None of the houses Kansas City Councilwoman Alissia Canady lived in growing up east of Troost are occupied.
Most of the schools she attended have closed.
“When you look at the areas where violent crime is occurring, you see vacant and abandoned houses, high concentrations of poverty, lack of basic resources and poor education,” Canady said Tuesday at the first meeting of the Citizens Task Force Against Violence. “It’s almost like it’s the formula for violence.”
Canady grew up in the Third District and now represents the Fifth.
“As a policymaker, my job is to create opportunities for these individuals, just like people created opportunities for me,” she said.
Another task force member, Raytown Schools Superintendent Allan Markley, said he’s tired of midnight phone calls telling him another one of his students has become a victim of violence.
“I called the mayor after my last student was murdered, and her young child and her friend, prior in the fall, and I said, ‘I’ve had enough. That’s it,’” Markley said. “I’m tired of attending the funerals and visitations of young people. Our students deserve better.”
Kansas City Mayor Sly James has said he wants the task force to bring him concrete recommendations on how to curb violence in the city by November.
For many of the 50 people who attended Tuesday’s meeting, that’s not soon enough. The crowd grew restless waiting for the 19-member panel to introduce themselves.
“This is really lopsided,” audience member William Harris told the panel. “I represent the black men in Kansas City, the ones who are perpetrating these murders and who are being murdered. You can't do this without me.”
Eric Wesson, who writes for the Kansas City Call newspaper, pointed out there have been eight homicides this year already. There were 109 last year, far surpassing the 2014 count.

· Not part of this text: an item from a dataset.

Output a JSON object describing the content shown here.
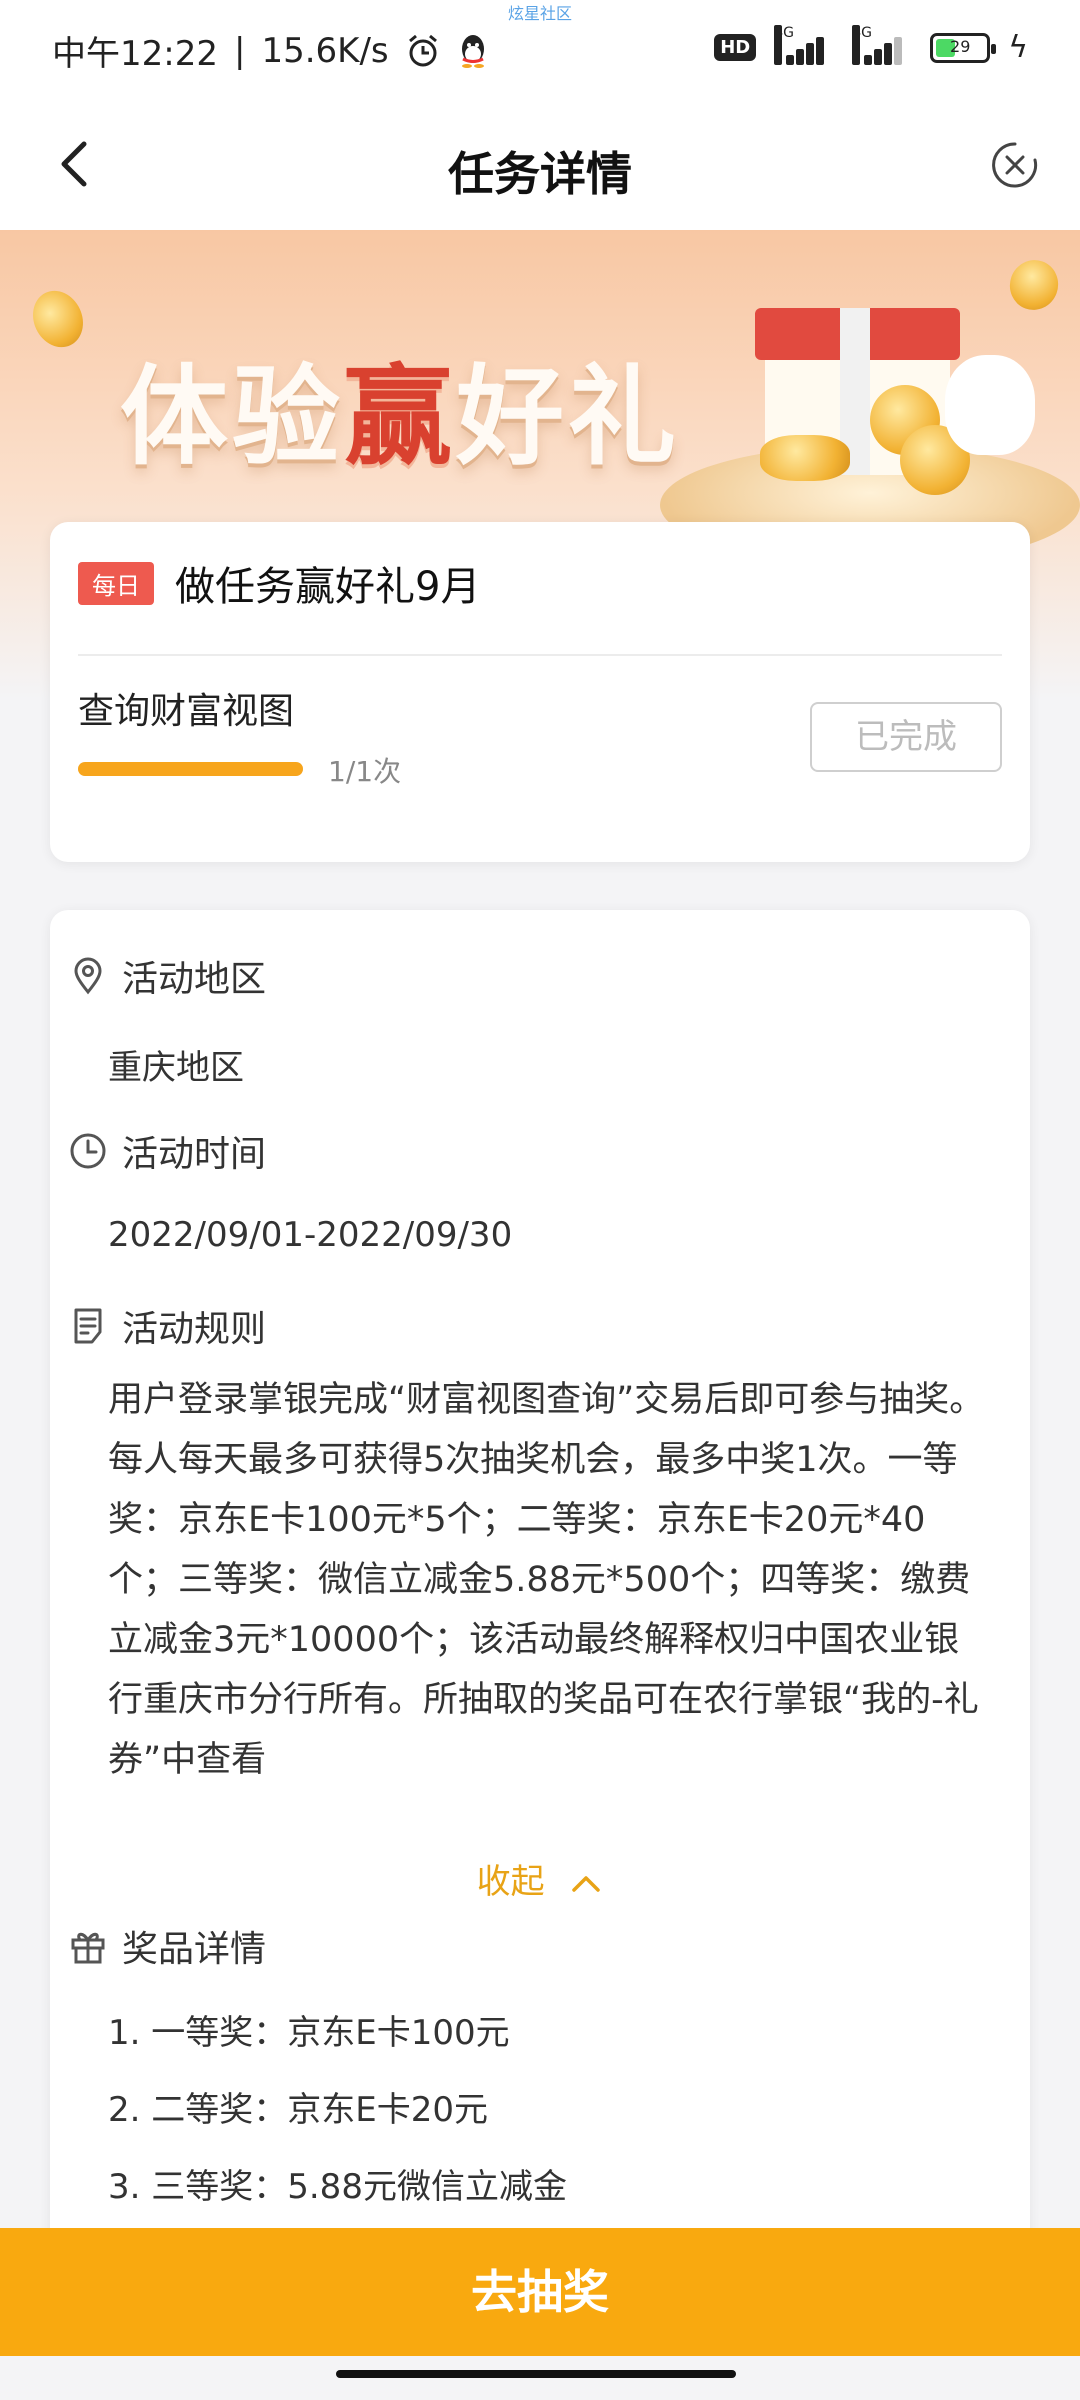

“What I’m not hearing here is a sense of urgency,” Wesson said during the public comment period. “So between today and November when you submit your final report, how many more young black men, black women, white men, white women are we going to watch get buried?”
Jolie Justus, Fourth District councilwoman and facilitator of the task force, replied that everyone on the panel was there because they felt that same sense of urgency.

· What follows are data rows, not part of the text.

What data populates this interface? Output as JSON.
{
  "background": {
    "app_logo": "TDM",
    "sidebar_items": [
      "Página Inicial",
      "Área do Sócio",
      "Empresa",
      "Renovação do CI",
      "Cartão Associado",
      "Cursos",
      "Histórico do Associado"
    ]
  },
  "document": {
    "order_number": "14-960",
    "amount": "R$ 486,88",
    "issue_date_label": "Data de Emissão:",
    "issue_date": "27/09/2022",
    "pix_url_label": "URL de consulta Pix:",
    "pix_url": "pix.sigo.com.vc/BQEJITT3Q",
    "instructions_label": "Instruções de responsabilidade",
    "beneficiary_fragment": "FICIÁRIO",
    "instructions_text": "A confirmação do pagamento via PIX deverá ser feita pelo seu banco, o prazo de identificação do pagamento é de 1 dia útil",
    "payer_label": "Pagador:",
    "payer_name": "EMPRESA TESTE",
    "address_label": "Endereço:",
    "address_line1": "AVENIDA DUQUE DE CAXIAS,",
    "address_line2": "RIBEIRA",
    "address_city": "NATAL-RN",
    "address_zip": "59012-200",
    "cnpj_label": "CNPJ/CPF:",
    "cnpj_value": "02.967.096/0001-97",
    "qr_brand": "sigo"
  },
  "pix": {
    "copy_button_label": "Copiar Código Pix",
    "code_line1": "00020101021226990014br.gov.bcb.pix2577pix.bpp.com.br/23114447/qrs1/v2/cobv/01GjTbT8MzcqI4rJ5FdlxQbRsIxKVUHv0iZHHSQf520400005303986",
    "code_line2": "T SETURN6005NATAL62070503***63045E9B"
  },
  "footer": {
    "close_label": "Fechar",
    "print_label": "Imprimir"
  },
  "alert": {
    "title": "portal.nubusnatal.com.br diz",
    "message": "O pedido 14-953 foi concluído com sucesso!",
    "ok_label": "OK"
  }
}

“If we see a policy recommendation that can be made in February, or January, then we’ll make it as an organization,” Justus said.

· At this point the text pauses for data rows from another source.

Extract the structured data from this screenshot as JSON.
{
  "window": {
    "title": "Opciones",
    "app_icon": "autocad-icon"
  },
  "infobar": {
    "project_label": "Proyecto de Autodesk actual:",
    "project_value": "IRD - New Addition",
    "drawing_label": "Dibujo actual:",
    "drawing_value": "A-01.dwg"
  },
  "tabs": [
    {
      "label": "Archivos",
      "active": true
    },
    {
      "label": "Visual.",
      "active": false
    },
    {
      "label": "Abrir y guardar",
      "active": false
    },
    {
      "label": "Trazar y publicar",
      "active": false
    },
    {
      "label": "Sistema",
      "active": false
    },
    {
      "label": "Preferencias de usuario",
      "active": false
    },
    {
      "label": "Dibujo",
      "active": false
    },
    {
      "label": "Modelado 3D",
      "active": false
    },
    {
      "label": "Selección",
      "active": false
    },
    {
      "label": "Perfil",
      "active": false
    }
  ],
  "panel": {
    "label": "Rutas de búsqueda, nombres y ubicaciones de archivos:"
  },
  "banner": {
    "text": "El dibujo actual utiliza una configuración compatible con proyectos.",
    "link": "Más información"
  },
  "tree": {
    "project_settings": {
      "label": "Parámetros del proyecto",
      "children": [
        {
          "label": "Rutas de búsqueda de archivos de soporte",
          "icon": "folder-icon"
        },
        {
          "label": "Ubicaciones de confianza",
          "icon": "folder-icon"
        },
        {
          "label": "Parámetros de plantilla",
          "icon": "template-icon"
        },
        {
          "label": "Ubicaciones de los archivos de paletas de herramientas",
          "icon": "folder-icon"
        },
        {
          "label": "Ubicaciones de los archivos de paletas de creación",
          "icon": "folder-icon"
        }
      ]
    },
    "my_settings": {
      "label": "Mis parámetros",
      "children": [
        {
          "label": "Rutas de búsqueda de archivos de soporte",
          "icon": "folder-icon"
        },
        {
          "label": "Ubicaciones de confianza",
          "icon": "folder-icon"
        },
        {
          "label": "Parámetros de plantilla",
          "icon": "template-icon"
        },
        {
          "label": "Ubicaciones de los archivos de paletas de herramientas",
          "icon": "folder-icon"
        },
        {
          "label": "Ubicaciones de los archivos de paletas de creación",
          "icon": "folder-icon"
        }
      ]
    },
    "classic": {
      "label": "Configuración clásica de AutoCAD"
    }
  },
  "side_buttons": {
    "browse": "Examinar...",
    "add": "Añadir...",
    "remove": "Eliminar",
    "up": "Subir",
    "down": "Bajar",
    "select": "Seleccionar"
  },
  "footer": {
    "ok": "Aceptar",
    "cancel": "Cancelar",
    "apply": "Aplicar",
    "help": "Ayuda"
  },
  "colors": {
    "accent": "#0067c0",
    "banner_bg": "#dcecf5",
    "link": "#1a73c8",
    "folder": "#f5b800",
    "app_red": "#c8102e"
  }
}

But the group will also look for long-term solutions as well as review what’s worked in the past.
Someone suggested incorporating conflict resolution into the school curriculum. Another asked if the city’s ShotSpotter technology, which can pinpoint where gunfire originates, could be activated on nights of revelry such as New Year’s Eve to identify the locations of illegal weapons.
Justus said the task force would investigate the feasibility of both ideas.
The goal, she said, is not to draft a final report that collects dust on the mayor’s shelf.
“We had folks stand up tonight and say they already had plans put together. Awesome,” Justus said. “Send them to us.”
You can contact the task force at firstname.lastname@example.org.
Elle Moxley is a reporter for KCUR. You can reach her on Twitter @ellemoxley.